About this task → For the entries below, report every line that includes the word "likes".
BEGIN Provided records
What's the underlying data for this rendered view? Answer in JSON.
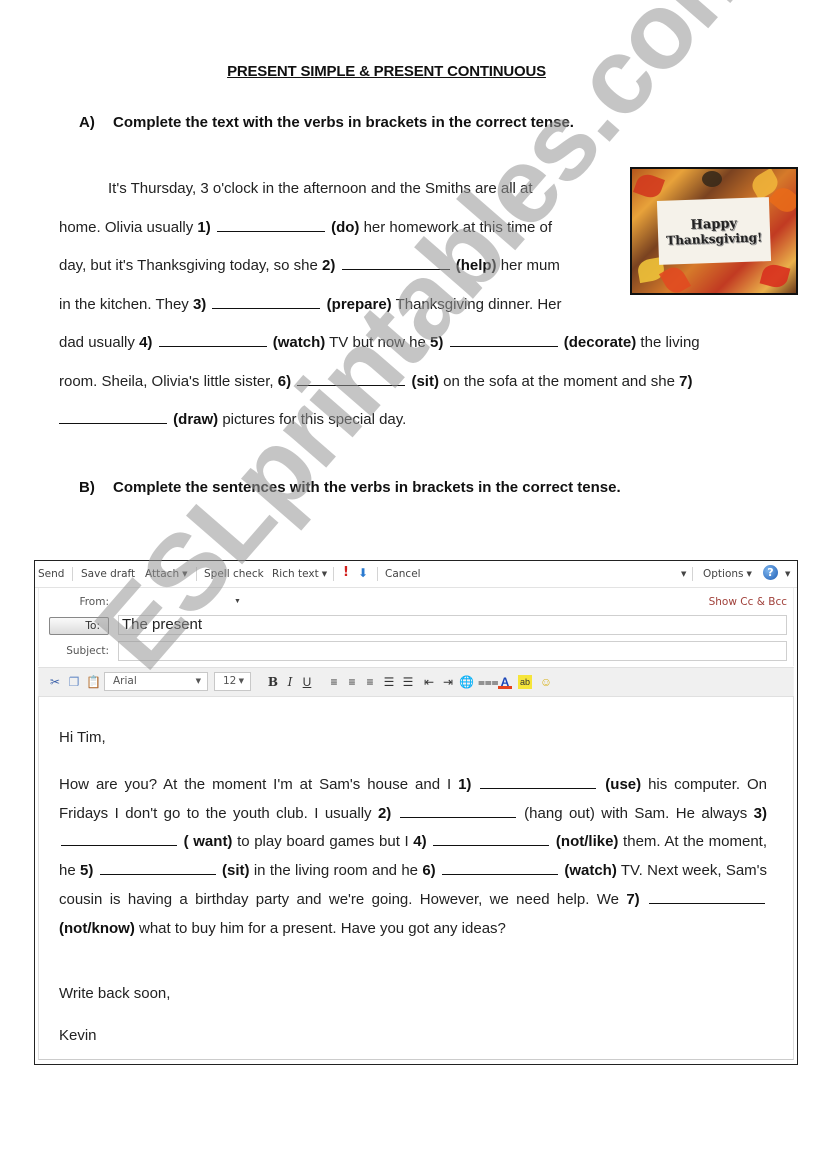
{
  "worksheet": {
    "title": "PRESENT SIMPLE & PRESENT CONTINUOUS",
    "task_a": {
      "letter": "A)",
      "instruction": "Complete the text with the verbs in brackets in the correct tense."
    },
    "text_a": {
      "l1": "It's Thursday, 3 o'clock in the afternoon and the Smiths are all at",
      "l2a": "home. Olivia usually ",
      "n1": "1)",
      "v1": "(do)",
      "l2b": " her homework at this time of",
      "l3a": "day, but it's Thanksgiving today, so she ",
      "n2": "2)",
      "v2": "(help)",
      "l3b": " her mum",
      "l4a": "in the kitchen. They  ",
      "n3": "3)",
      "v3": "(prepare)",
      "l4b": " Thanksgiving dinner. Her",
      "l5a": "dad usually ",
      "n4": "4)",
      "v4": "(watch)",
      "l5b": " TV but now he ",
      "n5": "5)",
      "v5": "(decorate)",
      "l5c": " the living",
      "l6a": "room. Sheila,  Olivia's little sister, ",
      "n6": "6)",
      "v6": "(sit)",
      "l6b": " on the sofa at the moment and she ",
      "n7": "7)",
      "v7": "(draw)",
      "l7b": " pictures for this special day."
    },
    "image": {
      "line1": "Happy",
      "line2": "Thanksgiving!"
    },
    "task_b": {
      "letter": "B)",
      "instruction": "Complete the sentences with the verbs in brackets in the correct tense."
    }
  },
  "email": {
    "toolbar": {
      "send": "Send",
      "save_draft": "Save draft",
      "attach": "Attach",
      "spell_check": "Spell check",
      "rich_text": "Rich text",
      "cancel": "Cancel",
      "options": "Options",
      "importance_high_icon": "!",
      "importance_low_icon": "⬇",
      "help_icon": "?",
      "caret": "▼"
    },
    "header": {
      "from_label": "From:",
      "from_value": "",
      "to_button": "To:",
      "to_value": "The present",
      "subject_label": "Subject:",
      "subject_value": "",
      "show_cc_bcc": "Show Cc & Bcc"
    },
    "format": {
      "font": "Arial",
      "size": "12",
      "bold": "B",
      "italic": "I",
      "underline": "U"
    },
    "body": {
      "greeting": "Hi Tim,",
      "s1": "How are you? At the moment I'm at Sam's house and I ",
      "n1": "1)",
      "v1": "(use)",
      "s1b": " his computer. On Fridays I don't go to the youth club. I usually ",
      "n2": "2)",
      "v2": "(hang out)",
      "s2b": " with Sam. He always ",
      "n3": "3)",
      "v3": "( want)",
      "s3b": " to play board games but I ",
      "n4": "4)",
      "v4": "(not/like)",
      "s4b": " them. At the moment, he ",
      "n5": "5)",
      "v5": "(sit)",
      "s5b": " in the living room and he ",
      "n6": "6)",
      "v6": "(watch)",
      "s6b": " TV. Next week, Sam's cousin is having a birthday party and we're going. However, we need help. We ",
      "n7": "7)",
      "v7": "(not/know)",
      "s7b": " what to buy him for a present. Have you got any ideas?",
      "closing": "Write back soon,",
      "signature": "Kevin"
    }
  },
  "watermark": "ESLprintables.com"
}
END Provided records
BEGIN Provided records
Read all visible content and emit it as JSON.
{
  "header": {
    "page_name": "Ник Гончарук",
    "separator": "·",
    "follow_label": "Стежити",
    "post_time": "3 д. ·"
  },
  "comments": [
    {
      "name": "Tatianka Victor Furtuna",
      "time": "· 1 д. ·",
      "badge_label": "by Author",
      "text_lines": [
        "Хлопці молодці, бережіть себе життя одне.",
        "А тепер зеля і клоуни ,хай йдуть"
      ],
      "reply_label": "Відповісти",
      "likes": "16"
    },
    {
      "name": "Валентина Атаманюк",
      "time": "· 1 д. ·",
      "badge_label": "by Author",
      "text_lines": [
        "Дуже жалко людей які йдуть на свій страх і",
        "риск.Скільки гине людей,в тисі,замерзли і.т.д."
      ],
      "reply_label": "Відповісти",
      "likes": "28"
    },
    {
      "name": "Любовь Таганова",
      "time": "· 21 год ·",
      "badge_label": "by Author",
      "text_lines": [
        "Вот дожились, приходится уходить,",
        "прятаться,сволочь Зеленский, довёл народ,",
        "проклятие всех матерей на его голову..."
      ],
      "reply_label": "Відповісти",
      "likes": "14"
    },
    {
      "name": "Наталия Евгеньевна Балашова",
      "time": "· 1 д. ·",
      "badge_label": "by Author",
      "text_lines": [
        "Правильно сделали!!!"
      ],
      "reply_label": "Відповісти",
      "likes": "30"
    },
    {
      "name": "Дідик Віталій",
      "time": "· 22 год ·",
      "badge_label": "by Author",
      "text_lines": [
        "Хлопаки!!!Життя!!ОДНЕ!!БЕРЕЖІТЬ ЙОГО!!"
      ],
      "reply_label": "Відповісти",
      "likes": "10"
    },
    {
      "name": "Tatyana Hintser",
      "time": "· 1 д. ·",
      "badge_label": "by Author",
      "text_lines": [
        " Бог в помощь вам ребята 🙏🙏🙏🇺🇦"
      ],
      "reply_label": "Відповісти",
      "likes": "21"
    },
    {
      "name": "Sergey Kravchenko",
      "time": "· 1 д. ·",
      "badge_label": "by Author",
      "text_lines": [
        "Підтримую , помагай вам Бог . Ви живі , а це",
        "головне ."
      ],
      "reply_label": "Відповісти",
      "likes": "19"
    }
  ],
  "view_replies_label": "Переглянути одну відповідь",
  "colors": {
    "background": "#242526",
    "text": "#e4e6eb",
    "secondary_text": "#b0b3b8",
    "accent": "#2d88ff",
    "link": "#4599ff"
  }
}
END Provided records
Answer →
      "likes": "16"
      "likes": "28"
      "likes": "14"
      "likes": "30"
      "likes": "10"
      "likes": "21"
      "likes": "19"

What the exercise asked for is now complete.